The consortium of journalists who oppose the contract, and who sent a joint letter to the publisher outlining their objections, claim all their efforts to enter into collective negotiations with Bauer bosses have been knocked back, with management there saying they will not budge on any of the issues raised by the writers. However, the aforementioned indemnity clause has since been tweaked, and a handful of the freelancers who signed the joint letter have reportedly been offered more favourable terms.

Of course, Bauer already re-use articles originally commissioned for their print magazines for spin-off products, and syndicate content to other media owners, but have previously done so in collaboration with the freelancers who wrote the original content, normally paying said writers a second fee for any re-use or syndication. The new contract would deprive freelancers of any additional re-use fees, and allow the publisher to re-use and re-work a writer’s content in anyway it so wished.

Bauer also claim that the all-rights contract that they are trying to introduce is similar to that used by many other newspaper and magazine publishers in the digital age. But several freelancers have told CMU that while other media firms do often offer all-rights deals by default, in reality a number of differing model contracts exist allowing a commissioning editor the flexibility to negotiate terms with a freelancer on a case by case basis, depending on the nature of the piece of work. Such flexibility reportedly even exists at the likes of NME publishers IPC, despite them trying to introduce their own non-negotiable all-rights contracts nearly a decade a go. Such a flexible system is thought to operate elsewhere in the Bauer empire also.

As the freelancers made their battle with Bauer public last week, the publisher issued a statement reading thus: “Bauer Media has already seen a fundamental change in most of its brands from magazines to multi-platform products and has been extremely proactive in launching websites, live events, TV and radio stations. Consumer expectations and ways in which audiences choose to engage with our content will continue to change and Bauer Media needs to be firmly placed to take advantage of new revenue streams and opportunities as they arise”.

It continued: “To that end, Bauer Media is seeking new standard contract terms with freelancers to enable us to re-use commissioned material across other brands, digital platforms, international editions and any new ways its consumers choose to engage with brand content. Bauer Media is famous for its multi-platform influential brands which touch nineteen million UK adults every week. Our goal is to inspire, entertain and connect passionate communities wherever, whenever and however they want”.

But one of the freelancers opposing the new contract told CMU: “I think we all accept that the media is changing, and that titles like Mojo and Q have to adapt. But a big issue here is that Bauer seem to see their freelancers as part of the problem rather than part of the solution”.

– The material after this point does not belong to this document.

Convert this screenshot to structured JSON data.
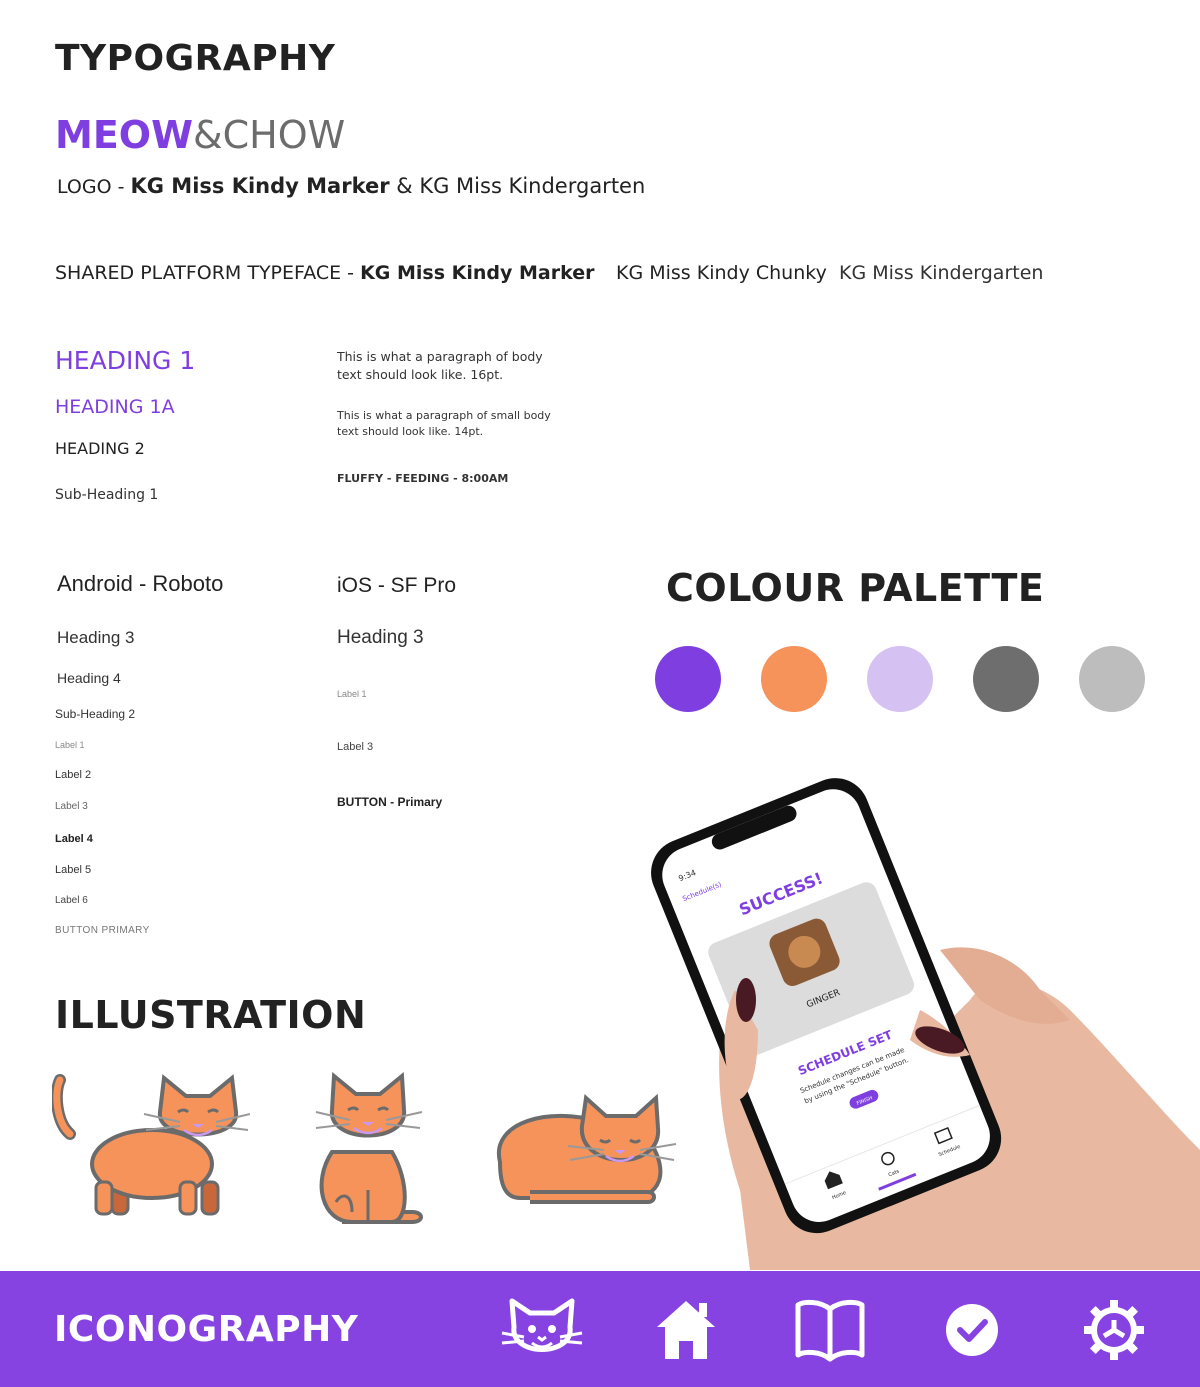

They continued: “If they’d come to us and said: ‘We’re looking for new ways to use your content to ensure the long term success of these magazines’, we would have been very willing to talk about the options available and whether that required us to have a different relationship with the magazines. We want these titles to succeed more than anyone. But this is being forced on us without explanation, and without a willingness to negotiate. It says to me there is a lack of strategy at Bauer, so a message has come from high up that they need to own everything. But in doing so they will alienate some of their best contributors, irreparably damaging the very brands they are trying to save”.